“Fitzgerald Industries is providing an incredible opportunity for the workforce in Monticello and Wayne County,” Gov. Bevin said. “The closure of the Belden operation was a major blow to the local community, and this chance to put 250 people back to work comes at the perfect time. This investment by Fitzgerald Industries also strengthens Kentucky’s rapidly growing aluminum sector. This is truly a win for all involved, and we look forward to the company’s success in southeastern Kentucky.”

The company’s $6 million investment will reconfigure the plant and add machinery to cut, form and weld aluminum sheet for production of commercial-grade dump beds for Class 8 trucks. The facility also will form steel parts for use in fabrication of steel dump truck bodies.

Tommy A. Fitzgerald, president of Fitzgerald Industries, described his family’s enthusiasm about reopening the once bustling cable wiring plant, which closed last year as the company consolidated North American operations.

“The Fitzgerald family has made it their mission to invest in, partner with and create well-paying manufacturing jobs in the communities, particularly the rural communities, that others have left,” Fitzgerald said. “The Monticello project aligns perfectly with our mission. We are very excited about the opportunity to put Kentuckians back to work, and we appreciate the support of the state, local and federal officials who are helping us to keep manufacturing in the United States.”

###

Startup Hydroponic Farms USA Plans 121-Job Facility in Breathitt County

$44.5 million-plus investment will support production of greens, tomatoes, peppers and more

 

FRANKFORT, Ky. (March 29, 2018) – Startup indoor farming company Hydroponic Farms USA will invest more than $44.5 million in Eastern Kentucky’s Breathitt County and create 121 jobs with the construction of a new facility on a reclaimed mine in Jackson, Gov. Matt Bevin announced today.

“The announcement of 121 full-time jobs in Breathitt County is wonderful news for Eastern Kentucky and its skilled workforce,” Gov. Bevin said. “It has been our administration’s mission to provide better job opportunities in every part of our state, and this investment is evidence that we are achieving that goal. We are truly grateful for this vote of confidence in the commonwealth. Hydroponic Farms USA will be a great fit for the Jackson community, and continues the economic momentum that is building in Eastern Kentucky.”
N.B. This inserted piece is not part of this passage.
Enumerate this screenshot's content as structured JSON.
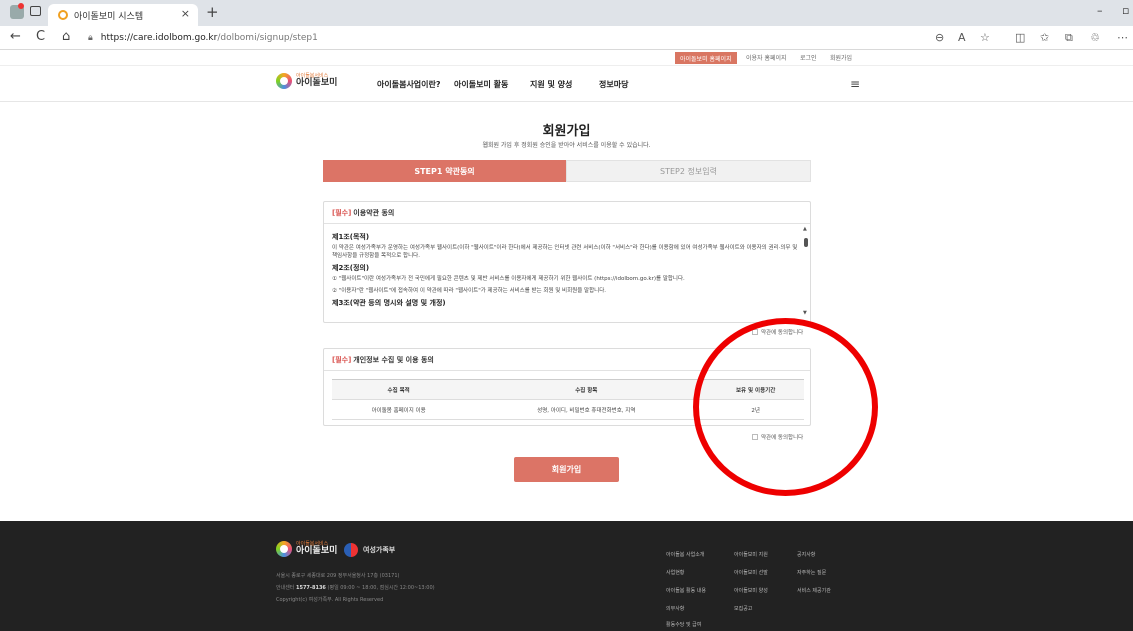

Hydroponic Farms USA will build a nearly 42-acre facility with 35.5 acres of production space. The facility will use hydroponic and aeroponic technology to grow leafy greens, tomatoes, peppers and other produce. The 121 jobs will include leadership, production and post-production roles. Company leaders plan to break ground following their land purchase and approval of permits.